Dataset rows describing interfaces
= = = =
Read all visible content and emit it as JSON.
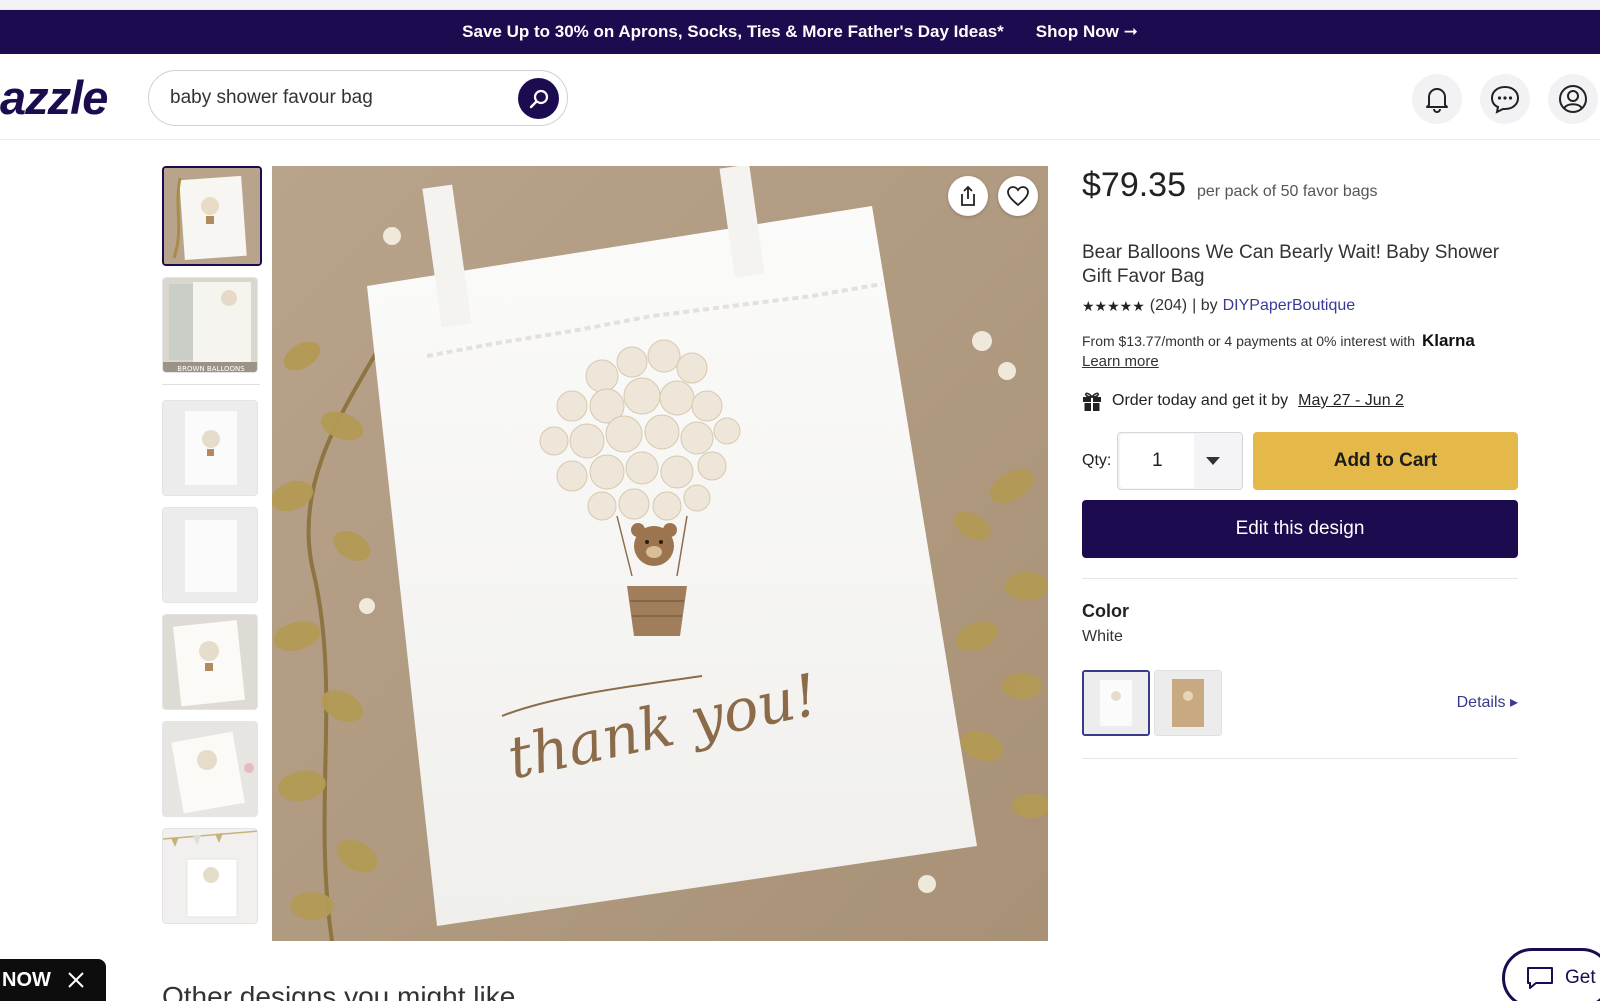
{
  "promo": {
    "text": "Save Up to 30% on Aprons, Socks, Ties & More Father's Day Ideas*",
    "shop_label": "Shop Now ➞"
  },
  "header": {
    "logo": "azzle",
    "search": {
      "value": "baby shower favour bag"
    },
    "icons": [
      "bell-icon",
      "chat-icon",
      "account-icon"
    ]
  },
  "gallery": {
    "thumbnail_count": 7,
    "active_index": 0,
    "thumb2_caption": "BROWN BALLOONS"
  },
  "product_image": {
    "script_text": "thank you!"
  },
  "product": {
    "price": "$79.35",
    "price_note": "per pack of 50 favor bags",
    "title": "Bear Balloons We Can Bearly Wait! Baby Shower Gift Favor Bag",
    "stars": "★★★★★",
    "review_count": "(204)",
    "by_label": "| by",
    "seller": "DIYPaperBoutique",
    "klarna_text": "From $13.77/month or 4 payments at 0% interest with",
    "klarna_logo": "Klarna",
    "learn_more": "Learn more",
    "delivery_text": "Order today and get it by",
    "delivery_date": "May 27 - Jun 2",
    "qty_label": "Qty:",
    "qty_value": "1",
    "add_to_cart": "Add to Cart",
    "edit_design": "Edit this design",
    "color_title": "Color",
    "color_value": "White",
    "details_label": "Details ▸"
  },
  "footer": {
    "section_title": "Other designs you might like",
    "now_badge": "NOW",
    "get_label": "Get"
  },
  "colors": {
    "brand": "#1d0b4f",
    "cart": "#e5b949",
    "backdrop": "#b49f87"
  }
}
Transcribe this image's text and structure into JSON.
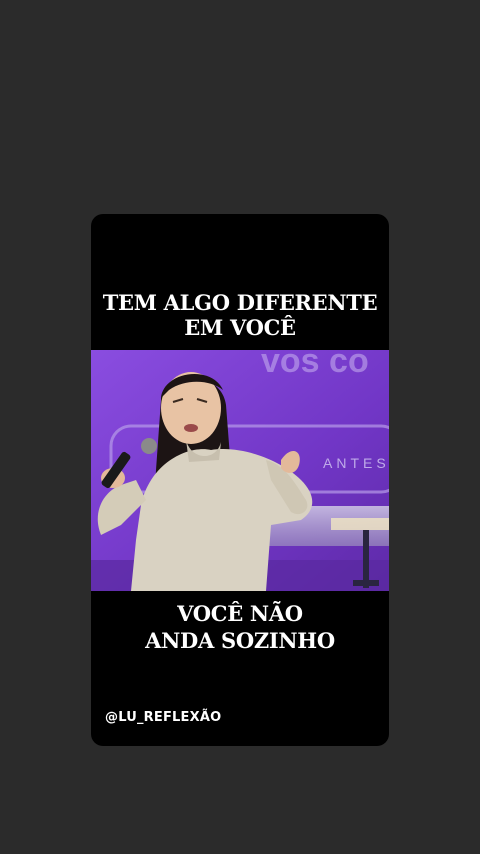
{
  "background_color": "#2b2b2b",
  "card": {
    "caption_top_lines": [
      "TEM ALGO DIFERENTE",
      "EM VOCÊ"
    ],
    "caption_bottom_lines": [
      "VOCÊ NÃO",
      "ANDA SOZINHO"
    ],
    "handle": "@LU_REFLEXÃO",
    "video": {
      "backdrop_color": "#7b3fd0",
      "screen_text": "ANTES",
      "subject": "woman-speaking-with-microphone"
    }
  }
}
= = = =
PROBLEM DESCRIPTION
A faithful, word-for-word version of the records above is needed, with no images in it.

EXERCISE RESPONSE
Read all visible content and emit it as JSON.
{
  "promo": {
    "text": "Save Up to 30% on Aprons, Socks, Ties & More Father's Day Ideas*",
    "shop_label": "Shop Now ➞"
  },
  "header": {
    "logo": "azzle",
    "search": {
      "value": "baby shower favour bag"
    },
    "icons": [
      "bell-icon",
      "chat-icon",
      "account-icon"
    ]
  },
  "gallery": {
    "thumbnail_count": 7,
    "active_index": 0,
    "thumb2_caption": "BROWN BALLOONS"
  },
  "product_image": {
    "script_text": "thank you!"
  },
  "product": {
    "price": "$79.35",
    "price_note": "per pack of 50 favor bags",
    "title": "Bear Balloons We Can Bearly Wait! Baby Shower Gift Favor Bag",
    "stars": "★★★★★",
    "review_count": "(204)",
    "by_label": "| by",
    "seller": "DIYPaperBoutique",
    "klarna_text": "From $13.77/month or 4 payments at 0% interest with",
    "klarna_logo": "Klarna",
    "learn_more": "Learn more",
    "delivery_text": "Order today and get it by",
    "delivery_date": "May 27 - Jun 2",
    "qty_label": "Qty:",
    "qty_value": "1",
    "add_to_cart": "Add to Cart",
    "edit_design": "Edit this design",
    "color_title": "Color",
    "color_value": "White",
    "details_label": "Details ▸"
  },
  "footer": {
    "section_title": "Other designs you might like",
    "now_badge": "NOW",
    "get_label": "Get"
  },
  "colors": {
    "brand": "#1d0b4f",
    "cart": "#e5b949",
    "backdrop": "#b49f87"
  }
}
Transcribe this image's text and structure into JSON.
{
  "background_color": "#2b2b2b",
  "card": {
    "caption_top_lines": [
      "TEM ALGO DIFERENTE",
      "EM VOCÊ"
    ],
    "caption_bottom_lines": [
      "VOCÊ NÃO",
      "ANDA SOZINHO"
    ],
    "handle": "@LU_REFLEXÃO",
    "video": {
      "backdrop_color": "#7b3fd0",
      "screen_text": "ANTES",
      "subject": "woman-speaking-with-microphone"
    }
  }
}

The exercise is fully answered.